Whenever I think of my mother, I picture a queen-sized bed with her lying in it, a practiced stillness filling the room. For months on end, she colonized that bed like a virus, the first time, when I was child and then again when I was a graduate student. The first time, I was sent to Ghana to wait her out. While there, I was walking through Kejetia market with my aunt when she grabbed my arm and pointed. “Look a crazy person,” she said in Twi. “Do you see? A crazy person.”
I was mortified. My aunt was speaking so loudly, and the man, tall with dust caked into his dreadlocks, was within earshot. “I see. I see,” I answered in a low hiss. The man continued past us, mumbling to himself as he waved his hands about in gestures that only he could understand. My aunt nodded, satisfied, and we kept walking past the hordes of people gathered in that agoraphobia-inducing market until we reached the stall where we would spend the rest of the morning attempting to sell knock-off handbags. In my three months there, we sold only four bags.
Even now, I don’t completely understand why my aunt singled the man out to me. Maybe she thought there were no crazy people in America, that I had never seen one before. Or maybe she was thinking about my mother, about the real reason I was stuck in Ghana that summer, sweating in a stall with an aunt I hardly knew while my mother healed at home in Alabama. I was eleven, and I could see that my mother wasn’t sick, not in the ways that I was used to. I didn’t understand what my mother needed healing from. I didn’t understand, but I did. And my embarrassment at my aunt’s loud gesture had as much to do with my understanding as it did with the man who had passed us by. My aunt was saying, “That. That is what crazy looks like.” But instead what I heard was my mother’s name.

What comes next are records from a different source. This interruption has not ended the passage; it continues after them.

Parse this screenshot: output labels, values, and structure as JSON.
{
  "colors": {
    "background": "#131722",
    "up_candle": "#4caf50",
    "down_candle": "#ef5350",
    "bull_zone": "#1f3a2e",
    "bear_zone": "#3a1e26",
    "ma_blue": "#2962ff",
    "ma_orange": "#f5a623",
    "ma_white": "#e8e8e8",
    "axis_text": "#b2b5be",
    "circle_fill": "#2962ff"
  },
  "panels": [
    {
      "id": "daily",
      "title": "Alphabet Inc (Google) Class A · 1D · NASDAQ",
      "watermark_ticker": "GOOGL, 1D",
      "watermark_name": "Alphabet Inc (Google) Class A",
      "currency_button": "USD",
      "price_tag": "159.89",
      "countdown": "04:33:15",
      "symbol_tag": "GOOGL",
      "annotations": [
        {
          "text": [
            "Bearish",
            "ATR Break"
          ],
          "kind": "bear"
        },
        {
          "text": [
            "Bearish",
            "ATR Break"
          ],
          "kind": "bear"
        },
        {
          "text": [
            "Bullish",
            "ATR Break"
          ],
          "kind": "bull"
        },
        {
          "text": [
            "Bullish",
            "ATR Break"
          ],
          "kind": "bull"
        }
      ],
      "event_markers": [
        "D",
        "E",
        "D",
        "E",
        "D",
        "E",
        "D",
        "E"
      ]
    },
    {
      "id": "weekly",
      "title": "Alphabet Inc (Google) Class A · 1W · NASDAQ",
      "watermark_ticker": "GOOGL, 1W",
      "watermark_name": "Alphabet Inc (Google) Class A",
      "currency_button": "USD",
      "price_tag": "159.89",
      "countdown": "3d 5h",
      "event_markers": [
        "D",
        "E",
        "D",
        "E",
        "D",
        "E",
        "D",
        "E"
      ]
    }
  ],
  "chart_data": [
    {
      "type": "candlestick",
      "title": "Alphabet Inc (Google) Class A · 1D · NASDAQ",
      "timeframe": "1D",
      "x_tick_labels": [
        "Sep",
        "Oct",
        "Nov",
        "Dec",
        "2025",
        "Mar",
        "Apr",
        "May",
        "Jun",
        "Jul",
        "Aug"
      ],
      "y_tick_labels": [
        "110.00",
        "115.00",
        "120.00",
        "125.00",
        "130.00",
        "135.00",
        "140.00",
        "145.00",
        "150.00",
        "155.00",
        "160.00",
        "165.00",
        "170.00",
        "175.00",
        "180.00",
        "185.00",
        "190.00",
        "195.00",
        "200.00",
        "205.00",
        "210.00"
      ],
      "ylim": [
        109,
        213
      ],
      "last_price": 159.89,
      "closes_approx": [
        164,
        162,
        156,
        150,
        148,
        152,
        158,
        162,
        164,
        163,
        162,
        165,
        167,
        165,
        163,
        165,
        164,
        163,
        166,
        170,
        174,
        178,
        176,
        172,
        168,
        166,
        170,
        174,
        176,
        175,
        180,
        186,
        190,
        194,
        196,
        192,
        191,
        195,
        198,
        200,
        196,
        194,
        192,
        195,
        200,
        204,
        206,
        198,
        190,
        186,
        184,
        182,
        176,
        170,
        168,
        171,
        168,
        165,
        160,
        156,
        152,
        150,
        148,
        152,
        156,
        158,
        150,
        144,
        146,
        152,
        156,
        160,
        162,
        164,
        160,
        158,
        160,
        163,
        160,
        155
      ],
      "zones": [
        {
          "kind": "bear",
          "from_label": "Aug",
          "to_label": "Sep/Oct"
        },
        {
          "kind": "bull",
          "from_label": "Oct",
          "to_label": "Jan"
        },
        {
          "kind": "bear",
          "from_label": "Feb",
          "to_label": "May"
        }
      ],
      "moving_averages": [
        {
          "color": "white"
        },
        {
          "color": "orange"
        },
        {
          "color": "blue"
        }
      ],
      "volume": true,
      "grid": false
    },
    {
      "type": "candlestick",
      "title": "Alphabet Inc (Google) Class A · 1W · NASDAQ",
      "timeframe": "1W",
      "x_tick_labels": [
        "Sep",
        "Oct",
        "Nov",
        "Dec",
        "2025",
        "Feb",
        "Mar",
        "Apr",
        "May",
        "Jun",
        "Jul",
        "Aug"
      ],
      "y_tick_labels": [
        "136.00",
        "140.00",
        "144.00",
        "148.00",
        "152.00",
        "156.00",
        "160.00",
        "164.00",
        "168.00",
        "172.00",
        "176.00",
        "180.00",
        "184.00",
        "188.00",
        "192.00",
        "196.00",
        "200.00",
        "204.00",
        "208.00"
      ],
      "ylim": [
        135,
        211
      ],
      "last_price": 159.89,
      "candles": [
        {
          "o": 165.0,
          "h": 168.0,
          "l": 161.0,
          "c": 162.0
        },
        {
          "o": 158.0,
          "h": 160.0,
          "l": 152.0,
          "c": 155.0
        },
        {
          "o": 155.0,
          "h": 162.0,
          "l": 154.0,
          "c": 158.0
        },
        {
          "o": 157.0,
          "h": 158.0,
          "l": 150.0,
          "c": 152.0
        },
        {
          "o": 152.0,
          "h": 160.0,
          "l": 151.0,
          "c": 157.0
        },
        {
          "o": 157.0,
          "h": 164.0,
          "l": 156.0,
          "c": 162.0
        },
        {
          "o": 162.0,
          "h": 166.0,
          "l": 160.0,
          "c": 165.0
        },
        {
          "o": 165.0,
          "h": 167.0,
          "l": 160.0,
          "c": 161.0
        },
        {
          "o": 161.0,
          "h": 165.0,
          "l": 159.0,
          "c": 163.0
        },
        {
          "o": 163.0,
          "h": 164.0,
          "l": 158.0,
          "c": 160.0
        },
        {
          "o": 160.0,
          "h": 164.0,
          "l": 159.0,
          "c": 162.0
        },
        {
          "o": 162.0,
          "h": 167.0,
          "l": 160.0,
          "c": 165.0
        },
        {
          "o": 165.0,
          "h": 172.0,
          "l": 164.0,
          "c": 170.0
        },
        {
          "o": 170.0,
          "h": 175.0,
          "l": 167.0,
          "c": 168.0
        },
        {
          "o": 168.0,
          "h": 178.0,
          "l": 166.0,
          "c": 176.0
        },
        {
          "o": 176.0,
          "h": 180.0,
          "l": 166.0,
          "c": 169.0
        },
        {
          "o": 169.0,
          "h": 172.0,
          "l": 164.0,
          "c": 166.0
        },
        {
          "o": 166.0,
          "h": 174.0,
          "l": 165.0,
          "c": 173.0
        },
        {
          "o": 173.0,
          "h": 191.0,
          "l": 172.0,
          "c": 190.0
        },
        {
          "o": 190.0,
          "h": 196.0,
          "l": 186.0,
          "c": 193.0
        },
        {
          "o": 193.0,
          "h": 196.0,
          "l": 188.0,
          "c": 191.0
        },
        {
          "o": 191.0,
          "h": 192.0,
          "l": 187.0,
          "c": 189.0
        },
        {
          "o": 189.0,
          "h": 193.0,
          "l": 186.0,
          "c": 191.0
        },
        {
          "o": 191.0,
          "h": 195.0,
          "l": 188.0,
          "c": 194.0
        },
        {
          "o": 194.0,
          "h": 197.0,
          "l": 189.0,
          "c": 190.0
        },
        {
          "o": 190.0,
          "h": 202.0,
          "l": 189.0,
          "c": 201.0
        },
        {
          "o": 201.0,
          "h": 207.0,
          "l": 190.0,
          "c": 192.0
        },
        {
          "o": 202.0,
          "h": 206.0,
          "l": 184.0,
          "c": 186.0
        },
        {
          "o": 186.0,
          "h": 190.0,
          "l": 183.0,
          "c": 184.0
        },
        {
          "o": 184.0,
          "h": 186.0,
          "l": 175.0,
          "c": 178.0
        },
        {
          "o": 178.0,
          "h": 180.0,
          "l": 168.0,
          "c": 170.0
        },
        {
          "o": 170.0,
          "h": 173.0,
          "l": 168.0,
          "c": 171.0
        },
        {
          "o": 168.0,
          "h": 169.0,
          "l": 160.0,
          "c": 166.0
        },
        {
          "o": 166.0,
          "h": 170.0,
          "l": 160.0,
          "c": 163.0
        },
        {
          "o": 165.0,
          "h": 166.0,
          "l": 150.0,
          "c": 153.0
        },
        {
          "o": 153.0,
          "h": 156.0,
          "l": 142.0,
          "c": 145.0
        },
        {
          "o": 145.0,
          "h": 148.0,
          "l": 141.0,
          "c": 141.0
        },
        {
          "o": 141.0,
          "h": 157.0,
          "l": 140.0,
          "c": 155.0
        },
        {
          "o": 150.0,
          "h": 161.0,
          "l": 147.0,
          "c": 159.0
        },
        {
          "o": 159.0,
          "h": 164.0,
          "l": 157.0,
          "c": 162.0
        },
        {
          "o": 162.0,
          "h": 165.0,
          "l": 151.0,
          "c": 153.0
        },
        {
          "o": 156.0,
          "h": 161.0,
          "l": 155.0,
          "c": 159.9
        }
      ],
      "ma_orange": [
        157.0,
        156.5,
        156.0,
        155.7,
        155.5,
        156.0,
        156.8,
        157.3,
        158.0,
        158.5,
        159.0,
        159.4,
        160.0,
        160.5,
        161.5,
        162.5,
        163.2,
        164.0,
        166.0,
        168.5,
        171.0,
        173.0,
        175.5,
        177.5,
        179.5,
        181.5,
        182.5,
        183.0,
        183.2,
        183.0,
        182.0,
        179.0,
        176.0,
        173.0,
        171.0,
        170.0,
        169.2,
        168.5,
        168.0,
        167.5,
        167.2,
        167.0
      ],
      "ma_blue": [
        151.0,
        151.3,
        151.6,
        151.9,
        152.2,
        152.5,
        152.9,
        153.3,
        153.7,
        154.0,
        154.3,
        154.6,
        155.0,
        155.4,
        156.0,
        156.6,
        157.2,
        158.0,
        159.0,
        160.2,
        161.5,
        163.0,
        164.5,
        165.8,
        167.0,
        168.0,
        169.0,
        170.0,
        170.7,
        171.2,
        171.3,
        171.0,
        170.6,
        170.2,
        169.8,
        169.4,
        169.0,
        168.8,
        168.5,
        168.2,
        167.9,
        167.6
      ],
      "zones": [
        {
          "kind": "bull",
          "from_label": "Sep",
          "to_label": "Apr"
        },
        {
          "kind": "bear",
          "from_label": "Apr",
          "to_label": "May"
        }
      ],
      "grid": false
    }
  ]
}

What I saw was my mother’s face, still as lake water, the pastor’s hand resting gently on her forehead, his prayer a light hum that made the room buzz. I’m not sure I know what crazy looks like, but even today when I hear the word I picture a split screen, the dreadlocked man in Kejetia on one side, my mother lying in bed on the other. I think about how no one at all reacted to that man in the market, not in fear or disgust, nothing, save my aunt who wanted me to look. He was, it seemed to me, at perfect peace, even as he gesticulated wildly, even as he mumbled.
But my mother, in her bed, infinitely still, was wild inside.
Copyright © 2020 by Yaa Gyasi. All rights reserved. No part of this excerpt may be reproduced or reprinted without permission in writing from the publisher.